There are currently 33 staff in post at the Burnley office, five of whom are part time. All staff have received the location transfer preference form. From the preferences known so far, most of the staff have indicated that they are prepared to transfer to Preston. One has requested a transfer to Halifax, and three to Manchester. Only three have suggested that they could not move to Preston, one of whom has said he would like to be considered for early retirement. I hope that my hon. Friend sees nothing untoward in that request, which I am sure fits in with the member of staffs current life style. It has nothing to do with our forcing him out of the agency. Two others have not specified an alternative, and discussions will have to take place to ensure that their cases are handled properly.
There is enough room in the Preston office to take the staff from Burnley. As my hon. Friend knows, the lease at Burnley is up for renewal. I do not have the exact date 310 to hand, but the lease was due to expire close to the time of the closure programme. There will be minimal redundancies following the move, and the question of the rent at Preston has been dealt with.
§ Dawn Primarolo
This matter will not be resolved between my hon. Friend and me, because my information is that there is enough space. I will write to him, and his point is on the record. I shall seek clarification.
On the question of travelling costs, the staff are mobile. I do not know where they all live, as opposed to where they work. If that information is available, my hon. Friend Burnley will receive an explanation. The decision on the Burnley office was based on questions of accessibility and future development in terms of changing work patterns of the Valuation Office. In addition, the recently opened M65 motorway, which links Burnley with Blackburn in east Lancashire to both the M6 and the M61, will significantly improve communication links.
I can assure my hon. Friend that I have looked closely at the issue and we have considered the decisions made since the election. The questions of efficiency, the service to the local area and the costs have been satisfied by the proposals which have been agreed within the budgets that the three groups for which I am the responsible Minister—revenue, customs and the Valuation Office—have to continue to meet.
Having talked to the unions, my understanding is that they accept the agreement, and they entered the discussion on how best to deal with the proposals. They were not press ganged into it. They did so in order to reach agreement—otherwise, they would still be arguing. I accept that some local offices may not agree, and I should be grateful if my hon. Friend would send me a copy of the letter he has from the PTC. So that we can make plans, some clarification may be required about whether it holds constant views.
I regret to say that I do not think there is a case for reopening the decision on the Burnley closure, which will take effect in spring 1999. I accept, and I have impressed on the management of the Valuation Office, that it is crucial to support the staff so that they feel secure and we have better services at the end of the process. I undertake to respond to any questions to which my hon. Friend feels he has not received an adequate answer. It was right for him to bring the debate to the House today, and I hope at least that I have explained what we have done.

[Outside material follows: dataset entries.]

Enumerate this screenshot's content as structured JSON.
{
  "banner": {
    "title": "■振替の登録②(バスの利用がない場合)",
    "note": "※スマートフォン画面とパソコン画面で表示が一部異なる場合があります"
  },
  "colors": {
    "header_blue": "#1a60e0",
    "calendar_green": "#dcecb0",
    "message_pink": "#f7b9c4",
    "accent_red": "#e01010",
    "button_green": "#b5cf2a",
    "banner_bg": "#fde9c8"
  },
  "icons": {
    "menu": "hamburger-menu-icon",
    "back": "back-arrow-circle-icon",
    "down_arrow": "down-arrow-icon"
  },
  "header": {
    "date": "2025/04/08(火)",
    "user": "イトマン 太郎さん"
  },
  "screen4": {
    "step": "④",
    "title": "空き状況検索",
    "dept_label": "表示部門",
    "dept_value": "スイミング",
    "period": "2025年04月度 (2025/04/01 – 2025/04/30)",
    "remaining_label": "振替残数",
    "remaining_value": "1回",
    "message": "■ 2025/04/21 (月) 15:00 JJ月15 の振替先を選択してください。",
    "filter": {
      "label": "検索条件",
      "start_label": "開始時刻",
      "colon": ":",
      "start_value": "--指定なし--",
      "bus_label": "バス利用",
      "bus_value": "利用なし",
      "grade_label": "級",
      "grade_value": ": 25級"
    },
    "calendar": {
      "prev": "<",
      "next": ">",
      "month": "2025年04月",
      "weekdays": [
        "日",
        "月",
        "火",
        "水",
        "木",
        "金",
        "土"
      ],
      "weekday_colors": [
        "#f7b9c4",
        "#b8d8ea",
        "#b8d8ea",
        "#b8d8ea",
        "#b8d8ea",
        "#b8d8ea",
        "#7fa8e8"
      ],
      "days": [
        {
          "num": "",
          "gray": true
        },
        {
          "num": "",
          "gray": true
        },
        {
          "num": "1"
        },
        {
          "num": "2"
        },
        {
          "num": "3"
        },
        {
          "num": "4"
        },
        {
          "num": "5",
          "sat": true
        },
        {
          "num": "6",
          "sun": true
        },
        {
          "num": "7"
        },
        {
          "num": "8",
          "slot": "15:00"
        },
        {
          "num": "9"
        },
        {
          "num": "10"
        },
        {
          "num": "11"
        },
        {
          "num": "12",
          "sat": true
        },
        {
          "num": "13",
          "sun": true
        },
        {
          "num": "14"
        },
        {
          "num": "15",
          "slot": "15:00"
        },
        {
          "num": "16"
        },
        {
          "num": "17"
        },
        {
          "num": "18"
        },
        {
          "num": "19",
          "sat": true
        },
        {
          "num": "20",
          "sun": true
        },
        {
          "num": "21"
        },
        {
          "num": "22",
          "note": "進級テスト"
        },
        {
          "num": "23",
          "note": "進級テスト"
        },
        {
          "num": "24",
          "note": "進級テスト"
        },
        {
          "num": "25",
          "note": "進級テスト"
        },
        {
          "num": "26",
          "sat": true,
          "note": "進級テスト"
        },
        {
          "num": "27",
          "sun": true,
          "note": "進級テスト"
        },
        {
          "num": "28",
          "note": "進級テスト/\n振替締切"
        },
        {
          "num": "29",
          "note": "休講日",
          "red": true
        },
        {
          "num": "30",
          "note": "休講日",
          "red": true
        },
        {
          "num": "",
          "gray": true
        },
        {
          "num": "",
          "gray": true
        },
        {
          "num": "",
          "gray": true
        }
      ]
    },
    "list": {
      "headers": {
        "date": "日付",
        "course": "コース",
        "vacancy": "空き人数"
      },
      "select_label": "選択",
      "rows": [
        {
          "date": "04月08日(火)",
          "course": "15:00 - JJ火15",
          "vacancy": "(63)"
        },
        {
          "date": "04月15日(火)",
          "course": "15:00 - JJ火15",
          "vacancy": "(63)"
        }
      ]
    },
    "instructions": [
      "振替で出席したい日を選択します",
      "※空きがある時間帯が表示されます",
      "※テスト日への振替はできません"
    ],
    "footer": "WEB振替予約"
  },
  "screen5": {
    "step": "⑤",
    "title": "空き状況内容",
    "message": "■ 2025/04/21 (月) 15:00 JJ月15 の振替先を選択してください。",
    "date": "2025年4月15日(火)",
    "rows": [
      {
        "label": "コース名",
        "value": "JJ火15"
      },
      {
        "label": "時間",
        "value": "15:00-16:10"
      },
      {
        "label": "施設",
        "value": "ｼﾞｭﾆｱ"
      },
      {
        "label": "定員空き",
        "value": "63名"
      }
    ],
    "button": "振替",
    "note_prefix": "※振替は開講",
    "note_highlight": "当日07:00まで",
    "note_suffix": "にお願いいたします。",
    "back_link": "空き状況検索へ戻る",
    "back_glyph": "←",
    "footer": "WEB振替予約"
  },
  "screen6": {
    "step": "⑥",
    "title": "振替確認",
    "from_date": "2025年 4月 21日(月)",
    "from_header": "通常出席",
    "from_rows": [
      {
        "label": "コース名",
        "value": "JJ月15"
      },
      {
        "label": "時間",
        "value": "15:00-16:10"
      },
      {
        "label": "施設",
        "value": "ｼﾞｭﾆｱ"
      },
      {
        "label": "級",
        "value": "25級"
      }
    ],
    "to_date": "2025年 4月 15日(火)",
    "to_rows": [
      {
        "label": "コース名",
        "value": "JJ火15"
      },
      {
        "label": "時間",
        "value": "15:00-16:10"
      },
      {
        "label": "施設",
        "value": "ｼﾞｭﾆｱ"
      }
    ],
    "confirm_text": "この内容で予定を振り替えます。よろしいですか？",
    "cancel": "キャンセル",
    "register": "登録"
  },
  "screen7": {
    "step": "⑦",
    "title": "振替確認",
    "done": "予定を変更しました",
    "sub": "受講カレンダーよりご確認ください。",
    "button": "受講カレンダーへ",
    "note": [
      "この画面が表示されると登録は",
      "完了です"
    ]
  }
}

§ It being Two o'clock, the motion for the Adjournment of the House lapsed, without Question put.
§ Sitting suspended, pursuant to Standing Order No. 10 (Wednesday sittings), till half-past Two o'clock.